Brazil in talks with India to buy an additional 30 million coronavirus vaccines
Pazuello's announcement came as Brazil's pandemic death toll approached 230,000 and with a new variant of the virus in the city of Manaus proving to be devastating in a second wave now hammering the jungle city
Brazilian Health Minister Eduardo Pazuello on Friday (February 5) said the South American country was in negotiations with India and Russia to buy an additional 30 million coronavirus vaccines as the country grapples with one of the world's worst Covid-19 outbreaks.
Russian biomedical centre Gamaleya will be able to offer 10 million Sputnik V vaccine doses in February and March if a deal is reached, and Bharat Biotech will be able to offer 8 million doses of Covaxin in February and another 12 million in March, the ministry said.
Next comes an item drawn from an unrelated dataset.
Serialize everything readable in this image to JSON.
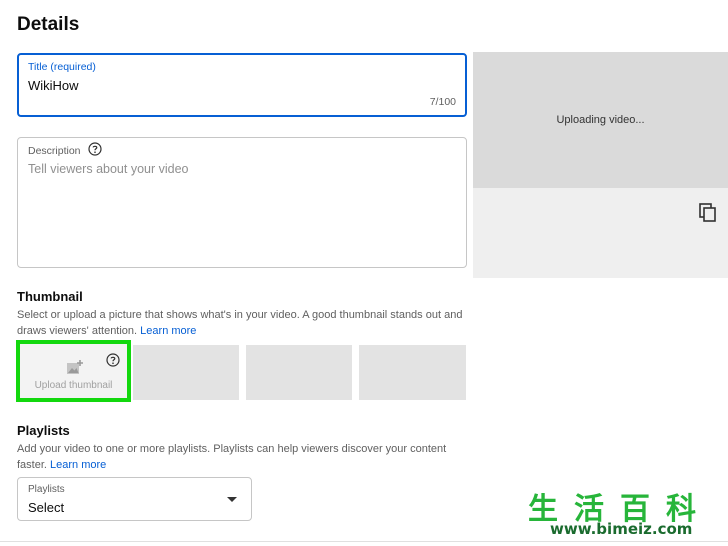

It said the parties would meet on Friday to discuss the supply deal.
Pazuello's announcement came as Brazil's pandemic death toll approached 230,000 and with a new variant of the virus in the city of Manaus proving to be devastating in a second wave now hammering the jungle city.
While the federally-funded Fiocruz biomedical centre is still awaiting supplies to begin bottling doses of the AstraZeneca vaccine, the Butantan Institute has begun finishing and selling doses of CoronaVac to the Health Ministry.
The South American country on Thursday had registered 9,396,293 total confirmed cases and 228,795 deaths from the virus. It was the third day in a row Brazil reported over 1,200 coronavirus deaths.
India is also exporting doses, including commercial shipments to Brazil and Morocco, and free shipments to the Maldives, Bhutan, Bangladesh and Nepal.
Brazil's government has a deal with AstraZeneca to produce up to 100 million doses of its vaccine locally at Rio de Janeiro's Fiocruz Institute, but the delivery of the active ingredient needed to manufacture them has been plagued by delays from China.
As a result, AstraZeneca agreed to supply the government with 2 million ready-to-use doses made in India. After a major diplomatic effort, that included a letter from Brazil's President Jair Bolsonaro to Indian Prime Minister Narendra Modi, those shots arrived on Friday.
Until now, Brazil's widely criticised vaccine rollout has depended on a shot developed by Sinovac Biotech Ltd vaccine in partnership with Sao Paulo's Butantan Institute.
Bolsonaro had previously decried the Chinese shot as being useless, but his government is becoming increasingly reliant on it to tame the world's second most deadly coronavirus outbreak after the United States.
The far-right former army captain is under growing pressure for his handling of the rollout, which has been plagued by delays and a lack of vaccines, just as a brutal second-wave gathers steam.